• WHAT THIS TASK INVOLVES
Copy each line of the entries that includes the word "JSON".

Page and application data records
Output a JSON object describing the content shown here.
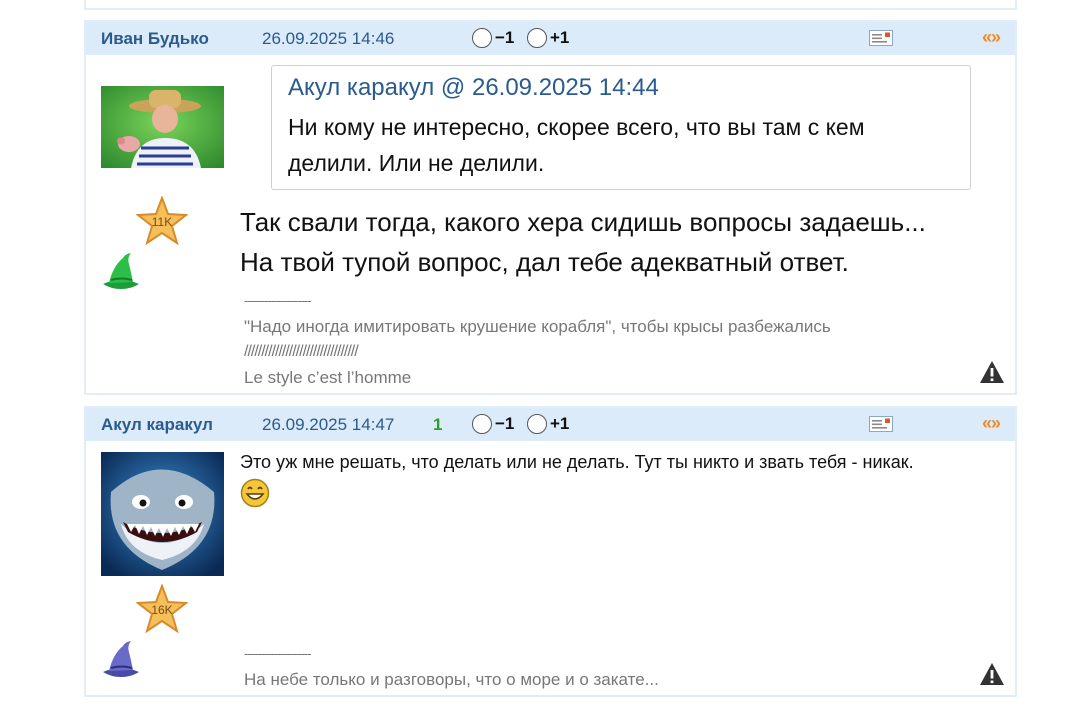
{
  "posts": [
    {
      "author": "Иван Будько",
      "date": "26.09.2025 14:46",
      "score": "",
      "vote_minus": "−1",
      "vote_plus": "+1",
      "quote_action": "«»",
      "rank": "11K",
      "quote": {
        "author": "Акул каракул",
        "at": "@",
        "date": "26.09.2025 14:44",
        "lines": [
          "Ни кому не интересно, скорее всего, что вы там с кем",
          "делили. Или не делили."
        ]
      },
      "body_lines": [
        "Так свали тогда, какого хера сидишь вопросы задаешь...",
        "На твой тупой вопрос, дал тебе адекватный ответ."
      ],
      "signature": {
        "dashes": "--------------------",
        "line1": "\"Надо иногда имитировать крушение корабля\", чтобы крысы разбежались",
        "slashes": "/////////////////////////////////",
        "line2": "Le style c’est l’homme"
      },
      "hat_color": "#1e9e3a"
    },
    {
      "author": "Акул каракул",
      "date": "26.09.2025 14:47",
      "score": "1",
      "vote_minus": "−1",
      "vote_plus": "+1",
      "quote_action": "«»",
      "rank": "16K",
      "body_lines": [
        "Это уж мне решать, что делать или не делать. Тут ты никто и звать тебя - никак."
      ],
      "signature": {
        "dashes": "--------------------",
        "line1": "На небе только и разговоры, что о море и о закате..."
      },
      "hat_color": "#4a4aa8"
    }
  ],
  "colors": {
    "header_bg": "#dcebfa",
    "author": "#2a5a8e",
    "score": "#2aa12a",
    "quote_action": "#f08a24",
    "border": "#e3edf7"
  },
  "icons": [
    "message-icon",
    "quote-icon",
    "warning-icon",
    "star-rank-icon",
    "wizard-hat-icon",
    "smiley-icon"
  ]
}
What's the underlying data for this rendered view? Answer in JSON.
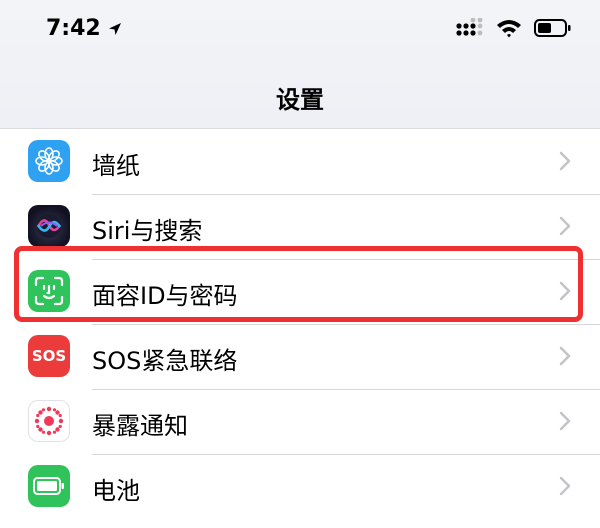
{
  "status": {
    "time": "7:42",
    "location_icon": "location-arrow-icon",
    "signal_icon": "cellular-signal-icon",
    "wifi_icon": "wifi-icon",
    "battery_icon": "battery-icon"
  },
  "nav": {
    "title": "设置"
  },
  "settings": {
    "rows": [
      {
        "label": "墙纸",
        "icon": "wallpaper-icon",
        "icon_color": "#2ea1f2"
      },
      {
        "label": "Siri与搜索",
        "icon": "siri-icon",
        "icon_color": "#1a1a2e"
      },
      {
        "label": "面容ID与密码",
        "icon": "face-id-icon",
        "icon_color": "#31c35b"
      },
      {
        "label": "SOS紧急联络",
        "icon": "sos-icon",
        "icon_color": "#ec3b3b",
        "icon_text": "SOS"
      },
      {
        "label": "暴露通知",
        "icon": "exposure-notification-icon",
        "icon_color": "#ffffff"
      },
      {
        "label": "电池",
        "icon": "battery-settings-icon",
        "icon_color": "#31c35b"
      }
    ]
  },
  "highlight": {
    "target": "面容ID与密码",
    "color": "#ee3030"
  }
}
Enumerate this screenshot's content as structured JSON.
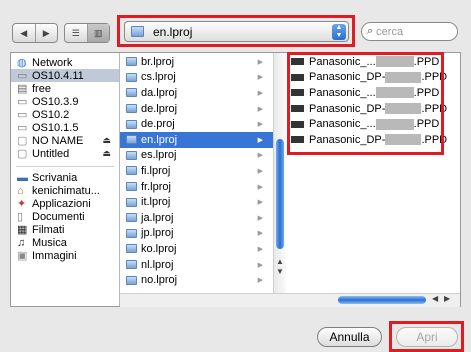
{
  "toolbar": {
    "back_icon": "back-arrow",
    "forward_icon": "forward-arrow",
    "list_view_icon": "list-view",
    "column_view_icon": "column-view",
    "location": "en.lproj",
    "search_placeholder": "cerca"
  },
  "sidebar": {
    "devices": [
      {
        "label": "Network",
        "icon": "network-globe-icon"
      },
      {
        "label": "OS10.4.11",
        "icon": "hard-disk-icon",
        "selected": true
      },
      {
        "label": "free",
        "icon": "document-icon"
      },
      {
        "label": "OS10.3.9",
        "icon": "hard-disk-icon"
      },
      {
        "label": "OS10.2",
        "icon": "hard-disk-icon"
      },
      {
        "label": "OS10.1.5",
        "icon": "hard-disk-icon"
      },
      {
        "label": "NO NAME",
        "icon": "blank-disk-icon",
        "eject": true
      },
      {
        "label": "Untitled",
        "icon": "blank-disk-icon",
        "eject": true
      }
    ],
    "places": [
      {
        "label": "Scrivania",
        "icon": "desktop-icon"
      },
      {
        "label": "kenichimatu...",
        "icon": "home-icon"
      },
      {
        "label": "Applicazioni",
        "icon": "applications-icon"
      },
      {
        "label": "Documenti",
        "icon": "documents-icon"
      },
      {
        "label": "Filmati",
        "icon": "movies-icon"
      },
      {
        "label": "Musica",
        "icon": "music-icon"
      },
      {
        "label": "Immagini",
        "icon": "pictures-icon"
      }
    ]
  },
  "folders": [
    {
      "label": "br.lproj"
    },
    {
      "label": "cs.lproj"
    },
    {
      "label": "da.lproj"
    },
    {
      "label": "de.lproj"
    },
    {
      "label": "de.proj"
    },
    {
      "label": "en.lproj",
      "selected": true
    },
    {
      "label": "es.lproj"
    },
    {
      "label": "fi.lproj"
    },
    {
      "label": "fr.lproj"
    },
    {
      "label": "it.lproj"
    },
    {
      "label": "ja.lproj"
    },
    {
      "label": "jp.lproj"
    },
    {
      "label": "ko.lproj"
    },
    {
      "label": "nl.lproj"
    },
    {
      "label": "no.lproj"
    }
  ],
  "files": [
    {
      "prefix": "Panasonic_...",
      "suffix": ".PPD"
    },
    {
      "prefix": "Panasonic_DP-",
      "suffix": ".PPD"
    },
    {
      "prefix": "Panasonic_...",
      "suffix": ".PPD"
    },
    {
      "prefix": "Panasonic_DP-",
      "suffix": ".PPD"
    },
    {
      "prefix": "Panasonic_...",
      "suffix": ".PPD"
    },
    {
      "prefix": "Panasonic_DP-",
      "suffix": ".PPD"
    }
  ],
  "buttons": {
    "cancel": "Annulla",
    "open": "Apri"
  },
  "colors": {
    "highlight_box": "#e01b22",
    "selection": "#3875d7"
  }
}
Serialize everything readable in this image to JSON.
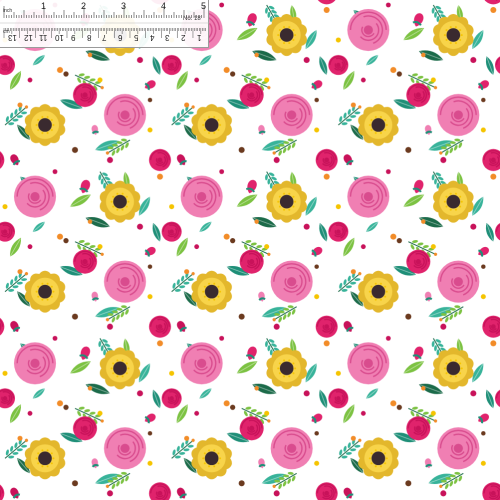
{
  "image": {
    "subject": "seamless-floral-fabric-print",
    "background_color": "#ffffff",
    "palette": {
      "pink_rose": "#f07fb3",
      "pink_rose_dark": "#d94c8e",
      "hot_pink": "#e0236c",
      "magenta": "#c8125a",
      "yellow_rose": "#f8d44a",
      "yellow_rose_dark": "#e3b72c",
      "flower_center": "#3a2a2f",
      "teal_leaf": "#1f8f78",
      "teal_leaf_light": "#38b39a",
      "green_leaf": "#7cc242",
      "dark_green": "#1c6b4a",
      "berry_orange": "#f28c28",
      "berry_brown": "#6b3a1f",
      "berry_yellow": "#f5c400"
    }
  },
  "ruler": {
    "unit_top": "inch",
    "unit_bottom": "cm",
    "swatch_number": "No. 18",
    "inch_labels": [
      "1",
      "2",
      "3",
      "4",
      "5"
    ],
    "cm_labels": [
      "13",
      "12",
      "11",
      "10",
      "9",
      "8",
      "7",
      "6",
      "5",
      "4",
      "3",
      "2",
      "1"
    ]
  }
}
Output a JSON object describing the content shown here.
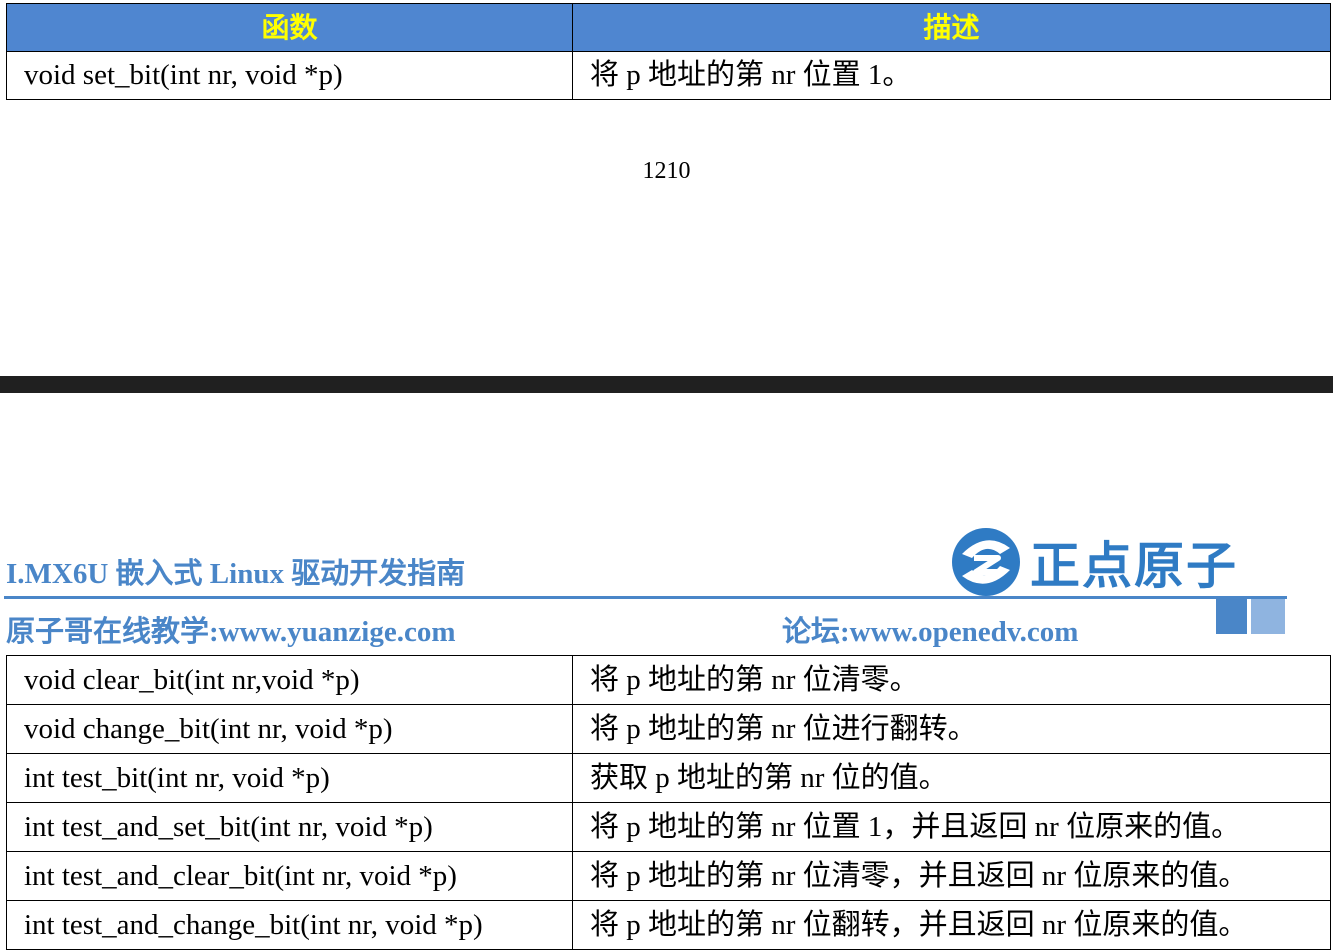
{
  "top_table": {
    "headers": [
      "函数",
      "描述"
    ],
    "rows": [
      [
        "void set_bit(int nr, void *p)",
        "将 p 地址的第 nr 位置 1。"
      ]
    ]
  },
  "page_number": "1210",
  "header": {
    "title": "I.MX6U 嵌入式 Linux 驱动开发指南",
    "site": "原子哥在线教学:www.yuanzige.com",
    "forum": "论坛:www.openedv.com",
    "logo_text": "正点原子",
    "logo_icon": "brand-swirl-logo-icon",
    "accent_color": "#4a86c8"
  },
  "bottom_table": {
    "rows": [
      [
        "void clear_bit(int nr,void *p)",
        "将 p 地址的第 nr 位清零。"
      ],
      [
        "void change_bit(int nr, void *p)",
        "将 p 地址的第 nr 位进行翻转。"
      ],
      [
        "int test_bit(int nr, void *p)",
        "获取 p 地址的第 nr 位的值。"
      ],
      [
        "int test_and_set_bit(int nr, void *p)",
        "将 p 地址的第 nr 位置 1，并且返回 nr 位原来的值。"
      ],
      [
        "int test_and_clear_bit(int nr, void *p)",
        "将 p 地址的第 nr 位清零，并且返回 nr 位原来的值。"
      ],
      [
        "int test_and_change_bit(int nr, void *p)",
        "将 p 地址的第 nr 位翻转，并且返回 nr 位原来的值。"
      ]
    ]
  }
}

• ANSWER SECTION
Output a JSON object describing the content shown here.
What's the underlying data for this rendered view? Answer in JSON.
Enumerate this screenshot's content as structured JSON.
Serialize everything readable in this image to JSON.
Output a JSON object describing the content shown here.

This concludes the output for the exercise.